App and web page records
▬▬▬

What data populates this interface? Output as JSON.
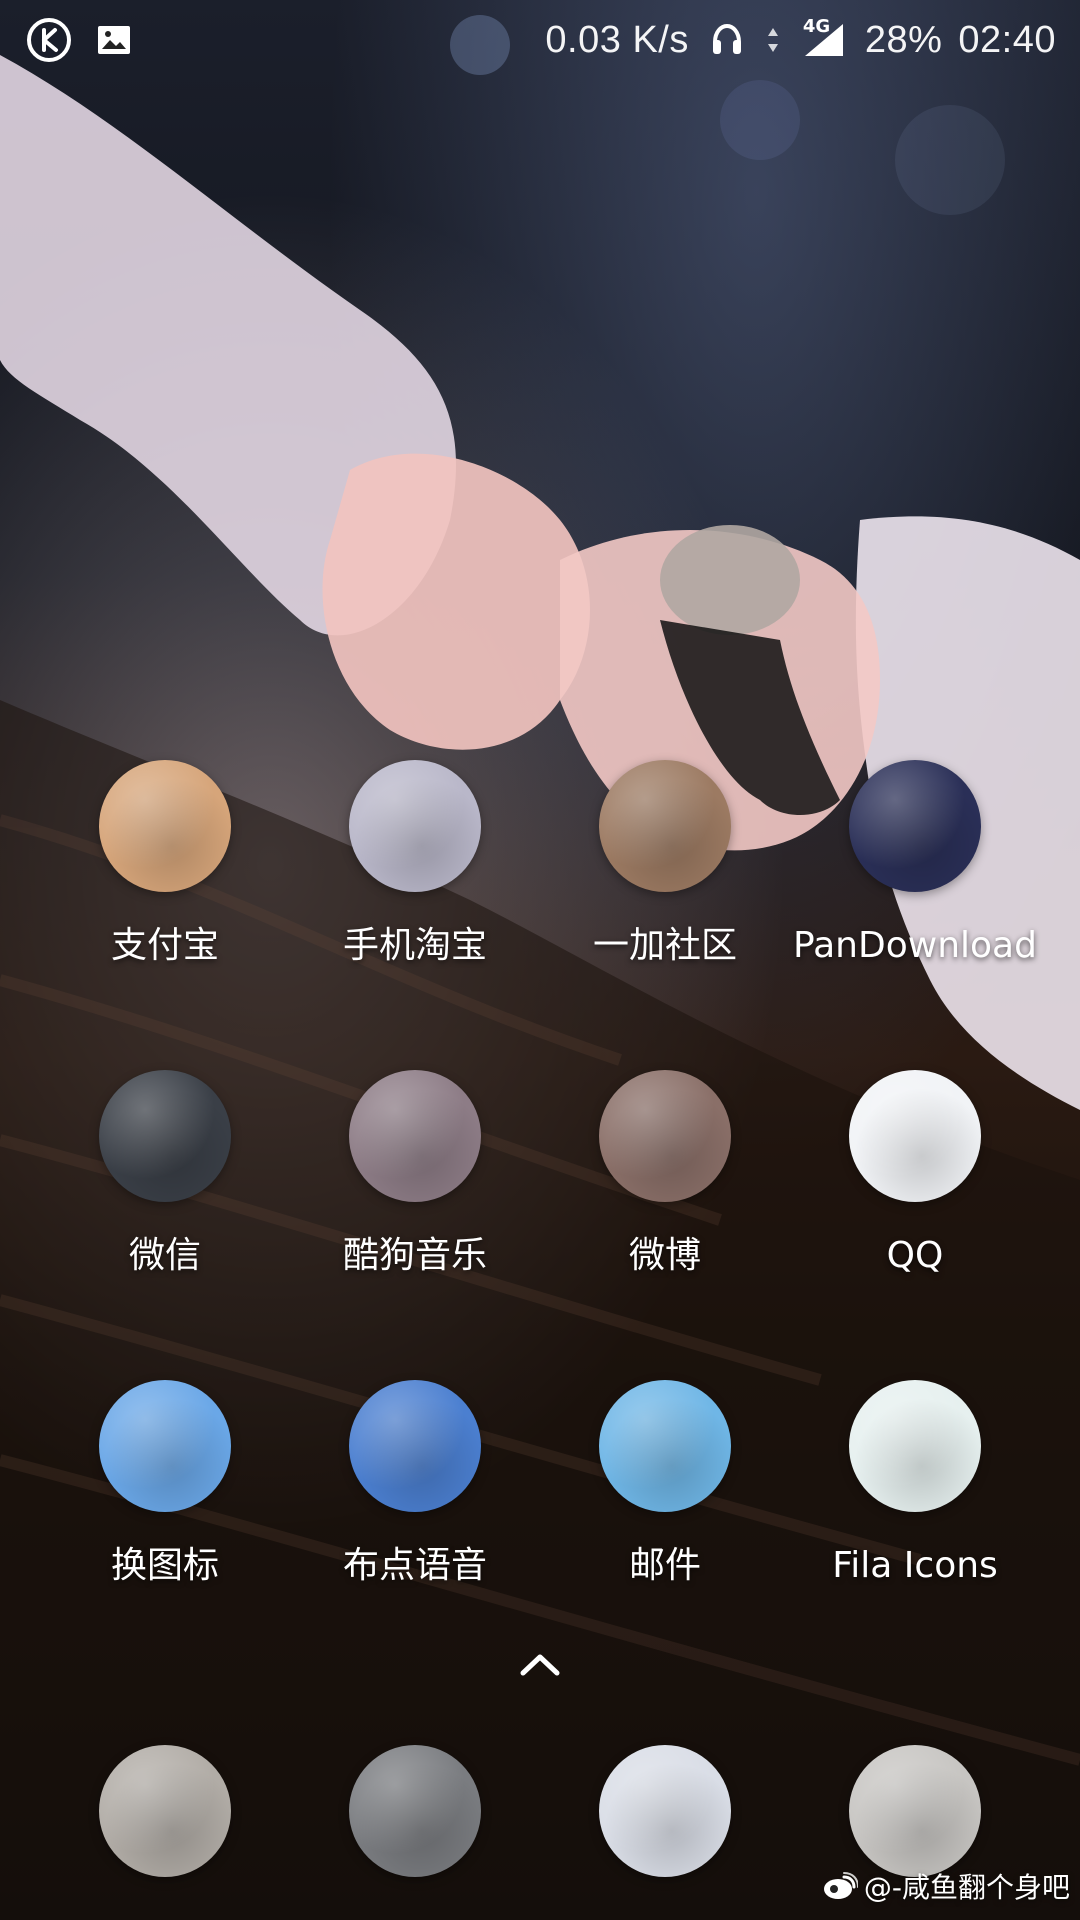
{
  "status_bar": {
    "network_speed": "0.03 K/s",
    "network_type": "4G",
    "battery": "28%",
    "time": "02:40",
    "icons": [
      "k-app-icon",
      "image-icon",
      "headphones-icon",
      "data-arrows-icon",
      "signal-icon"
    ]
  },
  "apps": {
    "row1": [
      {
        "label": "支付宝",
        "icon": "avatar-icon",
        "color": "#d6a57a"
      },
      {
        "label": "手机淘宝",
        "icon": "avatar-icon",
        "color": "#b9b7c9"
      },
      {
        "label": "一加社区",
        "icon": "avatar-icon",
        "color": "#9c7a62"
      },
      {
        "label": "PanDownload",
        "icon": "avatar-icon",
        "color": "#2a2f57"
      }
    ],
    "row2": [
      {
        "label": "微信",
        "icon": "avatar-icon",
        "color": "#3a3f47"
      },
      {
        "label": "酷狗音乐",
        "icon": "avatar-icon",
        "color": "#8d7c86"
      },
      {
        "label": "微博",
        "icon": "avatar-icon",
        "color": "#8a6f68"
      },
      {
        "label": "QQ",
        "icon": "avatar-icon",
        "color": "#f1f3f6"
      }
    ],
    "row3": [
      {
        "label": "换图标",
        "icon": "avatar-icon",
        "color": "#6aa7e7"
      },
      {
        "label": "布点语音",
        "icon": "avatar-icon",
        "color": "#4b7fd0"
      },
      {
        "label": "邮件",
        "icon": "avatar-icon",
        "color": "#6fb6e6"
      },
      {
        "label": "Fila Icons",
        "icon": "avatar-icon",
        "color": "#e6f0ef"
      }
    ]
  },
  "dock": {
    "apps": [
      {
        "icon": "avatar-icon",
        "color": "#b1aca6"
      },
      {
        "icon": "avatar-icon",
        "color": "#7a7c80"
      },
      {
        "icon": "avatar-icon",
        "color": "#d9dde6"
      },
      {
        "icon": "avatar-icon",
        "color": "#c7c5c2"
      }
    ]
  },
  "drawer": {
    "icon": "chevron-up-icon"
  },
  "watermark": {
    "text": "@-咸鱼翻个身吧",
    "icon": "weibo-icon"
  }
}
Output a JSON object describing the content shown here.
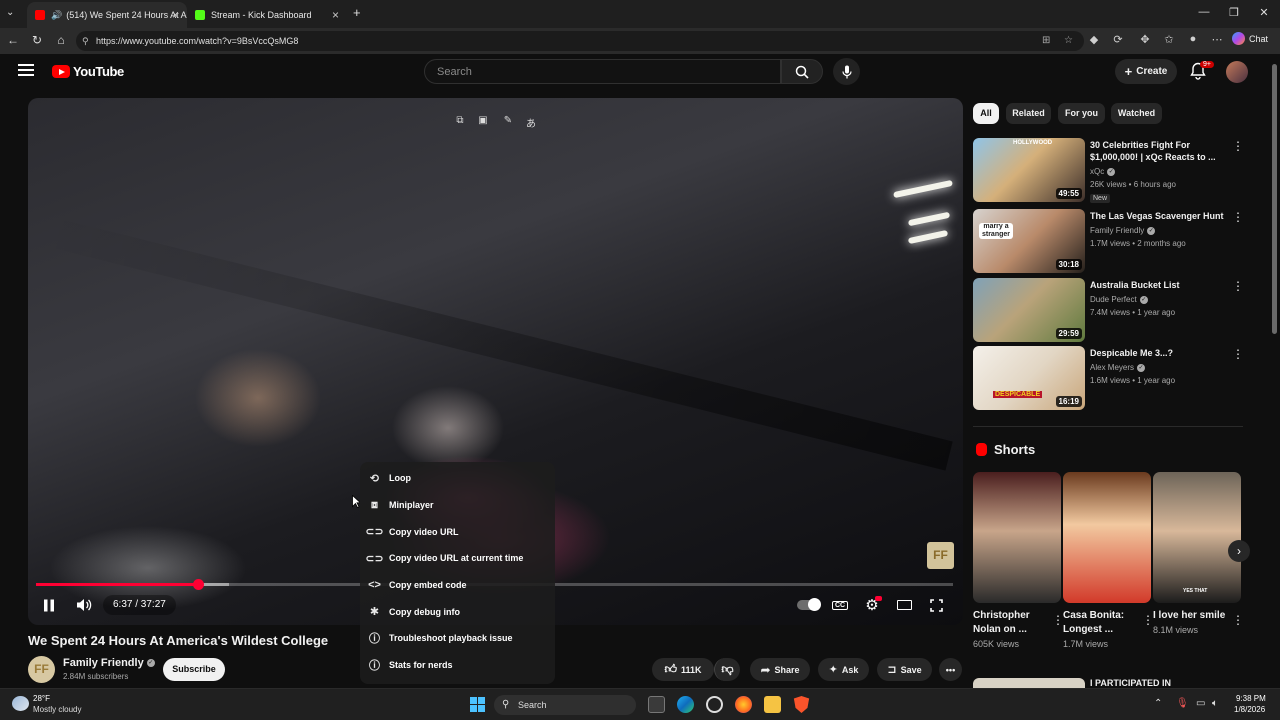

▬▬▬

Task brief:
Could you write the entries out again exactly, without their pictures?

Response:
What data populates this interface? Output as JSON.
{
  "status_bar": {
    "network_speed": "0.03 K/s",
    "network_type": "4G",
    "battery": "28%",
    "time": "02:40",
    "icons": [
      "k-app-icon",
      "image-icon",
      "headphones-icon",
      "data-arrows-icon",
      "signal-icon"
    ]
  },
  "apps": {
    "row1": [
      {
        "label": "支付宝",
        "icon": "avatar-icon",
        "color": "#d6a57a"
      },
      {
        "label": "手机淘宝",
        "icon": "avatar-icon",
        "color": "#b9b7c9"
      },
      {
        "label": "一加社区",
        "icon": "avatar-icon",
        "color": "#9c7a62"
      },
      {
        "label": "PanDownload",
        "icon": "avatar-icon",
        "color": "#2a2f57"
      }
    ],
    "row2": [
      {
        "label": "微信",
        "icon": "avatar-icon",
        "color": "#3a3f47"
      },
      {
        "label": "酷狗音乐",
        "icon": "avatar-icon",
        "color": "#8d7c86"
      },
      {
        "label": "微博",
        "icon": "avatar-icon",
        "color": "#8a6f68"
      },
      {
        "label": "QQ",
        "icon": "avatar-icon",
        "color": "#f1f3f6"
      }
    ],
    "row3": [
      {
        "label": "换图标",
        "icon": "avatar-icon",
        "color": "#6aa7e7"
      },
      {
        "label": "布点语音",
        "icon": "avatar-icon",
        "color": "#4b7fd0"
      },
      {
        "label": "邮件",
        "icon": "avatar-icon",
        "color": "#6fb6e6"
      },
      {
        "label": "Fila Icons",
        "icon": "avatar-icon",
        "color": "#e6f0ef"
      }
    ]
  },
  "dock": {
    "apps": [
      {
        "icon": "avatar-icon",
        "color": "#b1aca6"
      },
      {
        "icon": "avatar-icon",
        "color": "#7a7c80"
      },
      {
        "icon": "avatar-icon",
        "color": "#d9dde6"
      },
      {
        "icon": "avatar-icon",
        "color": "#c7c5c2"
      }
    ]
  },
  "drawer": {
    "icon": "chevron-up-icon"
  },
  "watermark": {
    "text": "@-咸鱼翻个身吧",
    "icon": "weibo-icon"
  }
}
Output a JSON object describing the content shown here.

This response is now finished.